In what type of cervical cells does HPV cause cancer?

Your body is covered externally by skin. Your internal organs are covered by mucous membranes. The surface of the skin and the mucosa consists of the epithelium.

On the skin and the mucosa, there are two types of epithelium, the squamous and the glandular epithelium.

The squamous epithelium consists of squamous cells, which form layers (like stones in a stone wall). Their role is mainly protective.

The glandular epithelium is located in the skin’s glands (that secrete sweat or smegma) and the mucous glands (responsible for the production of mucus).

As we can see in the Figure, the uterine cervix is covered in its lower part by two types of epithelium. The part of the cervix that projects into the vagina is covered on its circumference by squamous epithelium, while the endocervical canal and the area around the outer cervical opening are covered by glandular epithelium. The glandular epithelium produces mucus (in larger quantities during ovulation), which the sperm swims in when moving upwards to find the egg.


During a woman’s reproductive years, a continuous transformation of the glandular epithelium into squamous epithelium is taking place. This process is called metaplasia and the transitional epithelium is called metaplastic epithelium.

The metaplastic epithelium is important because it is the breeding ground for HPV to multiply. The metaplasia process makes it easy for the virus to cause a malignant tumor (this applies only to high-risk HPV). The zone where metaplasia develops is called the transformation zone.
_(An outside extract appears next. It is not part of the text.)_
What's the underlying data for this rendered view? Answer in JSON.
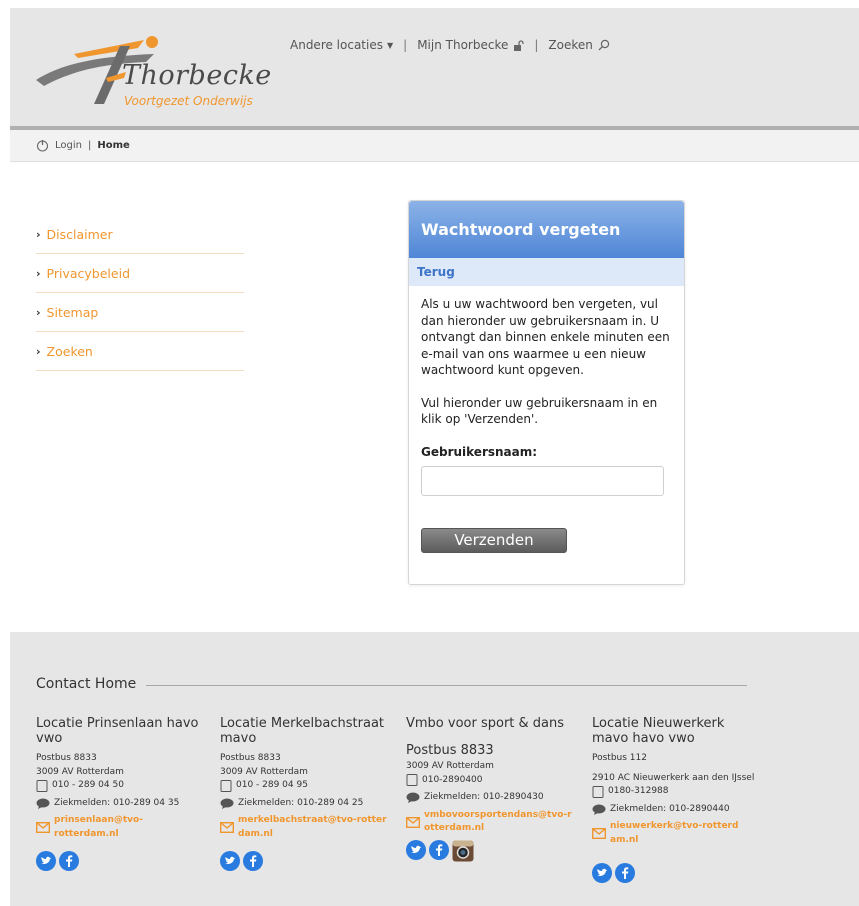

There are two types of cervical cancer, depending on the type of cell they originate from. Squamous cell cancer originates in the squamous epithelium. There is also glandular cell cancer, which originates in the glandular cells of the cervical epithelium. Squamous cell cancer is the most common one, and usually starts inside the metaplastic epithelium of the transformation zone.